SPOILER ALERT: Before you read this, watch last night’s Big Love. Or I’ll spank you.
So Bill is officially a jackass now, right? The irony of his video-poker deal is that he sees it as a means to eventually stop living a lie (having to deny being polygamists), but he can only achieve it by perpetrating another lie (pretending, as Don Embry says, that his wives have a say in the family business, while he actually runs the family as patriarchically as any compound husband). This season seems to be driving Bill, or at least those of us watching him, to realize that his attempts to be different from Roman, to be some kind of better, enlightened despot, are doomed; that road runs unavoidably to Juniper Creek.

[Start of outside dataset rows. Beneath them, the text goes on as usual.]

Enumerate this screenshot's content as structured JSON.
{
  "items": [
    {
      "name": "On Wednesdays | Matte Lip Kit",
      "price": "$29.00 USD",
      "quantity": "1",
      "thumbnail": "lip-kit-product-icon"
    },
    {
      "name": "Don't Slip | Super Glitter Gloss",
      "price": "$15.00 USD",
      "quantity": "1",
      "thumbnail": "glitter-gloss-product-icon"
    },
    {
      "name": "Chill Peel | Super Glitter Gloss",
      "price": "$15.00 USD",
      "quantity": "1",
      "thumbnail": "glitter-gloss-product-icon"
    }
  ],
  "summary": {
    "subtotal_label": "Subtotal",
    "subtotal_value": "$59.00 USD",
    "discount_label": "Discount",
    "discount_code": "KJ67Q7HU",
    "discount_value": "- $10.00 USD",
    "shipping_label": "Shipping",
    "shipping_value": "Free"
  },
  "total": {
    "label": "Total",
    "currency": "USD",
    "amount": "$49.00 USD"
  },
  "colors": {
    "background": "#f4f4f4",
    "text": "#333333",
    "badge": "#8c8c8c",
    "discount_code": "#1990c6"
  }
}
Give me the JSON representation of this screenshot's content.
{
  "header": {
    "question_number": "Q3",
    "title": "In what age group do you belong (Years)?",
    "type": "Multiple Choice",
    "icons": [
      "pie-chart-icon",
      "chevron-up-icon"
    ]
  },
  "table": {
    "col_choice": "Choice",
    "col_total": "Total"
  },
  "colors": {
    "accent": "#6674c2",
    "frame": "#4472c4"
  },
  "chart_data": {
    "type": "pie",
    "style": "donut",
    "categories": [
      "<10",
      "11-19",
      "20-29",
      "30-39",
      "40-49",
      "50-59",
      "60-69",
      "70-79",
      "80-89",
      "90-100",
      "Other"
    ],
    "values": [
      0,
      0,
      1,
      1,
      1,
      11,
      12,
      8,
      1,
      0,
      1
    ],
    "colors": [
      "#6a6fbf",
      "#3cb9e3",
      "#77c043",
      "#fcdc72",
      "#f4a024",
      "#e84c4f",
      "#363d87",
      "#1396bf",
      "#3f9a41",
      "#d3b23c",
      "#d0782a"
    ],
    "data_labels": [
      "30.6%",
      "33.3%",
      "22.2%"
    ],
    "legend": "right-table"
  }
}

Barb at least seems to be realizing that, getting increasingly alienated at home and determined to ensure that Sarah can have a mainstream LDS life, after Sarah tells her that their household is no different from the compound: “You’re asked to do the same thing.” “Which is?” “Settle for less than you deserve.” I don’t know if she’s going to leave Bill at some point, but she at least wants to clear Sarah’s path to leave. (And by the way: what’s with her getting all handsy-wandsy with Heather’s dad?)
The parallels between Bill and Roman are only part of what’s at work here, though. One thing the show has done really well this season is to highlight the parallels between compound life and the mainstream world. Juniper Creek is not always so different from the outside world. When it’s threatened, the leadership issues color-coded alerts and cracks down on liberties. People rationalize their self-interest in the name of principle. (“It’s no sin to make money from sinners.”) And when Sarah’s boyfriend tells Lois that she’s legally entitled to “support” from Frank, she responds by ransacking Frank’s house. Hey, justice is justice, and power is power; the only differences are the rationalizations you use to exercise it. I’m starting to think that the real hero of Big Love is Joey, who just wants to get by, not to defeat his enemies or strike a blow for some principle (little-p or big-P). “I’m just trying to be practical,” he tells Bill, upon shacking up with his potential second wife. “Not celestial.”
Things are not looking good for Joey, though, with Alby taking Roman’s place at the head of the compound. And with Barb alienated, and Nicki finding a new outlet for her addictive personality–the bingo parlor he brought her to–Bill may be losing his family support through the very plan he thought would ensure his family’s security. The poker scheme may pan out for him yet, but I wouldn’t bet all my chips on it.
* Keith Olbermann scores the cool cameo of the year with his Countdown roundup of polygamy news, especially his pitch-perfect kicker about the trigger-happy Greene women: “…and a shoutout here to Squeaky Fromme.”
* I’ll miss Roman being separated from the action, but I do enjoy him as a disoriented patient, singing dirty schoolyard rhymes and demanding, “What’s my platelet count?”
* The freezer subplot was perfect on so many levels. It was in keeping with Nicki’s handywoman character (of course she would give a giant freezer as a gift); her rejection by Adaleen and subsequent assault-with-a-motor-vehicle of said appliance was both funny and touching; and it all set up the fitting denouement–that, naturally, she swiped the freezer from Margene.
* Rhonda finally achieves Nirvana, guesting on a cheesy daytime talk show. She can die happy now.
* Finally, several good moments for my favorite character, Lois: her discovery of Bill’s payment to Frank for legally marrying her (the note on the photocopied check: “marrying Lois / roofing shingles”), her clumsy but effective lies to both Sarah and Barb. I especially love how, after lying to Barb about “walking in” on Sarah and the boyfriend, she nervously slams the cell phone shut–this is a distinctively Lois move–as if she’s afraid it will bite her if she stays on a second longer. No one on television can hang up a phone as well as Grace Zabriskie.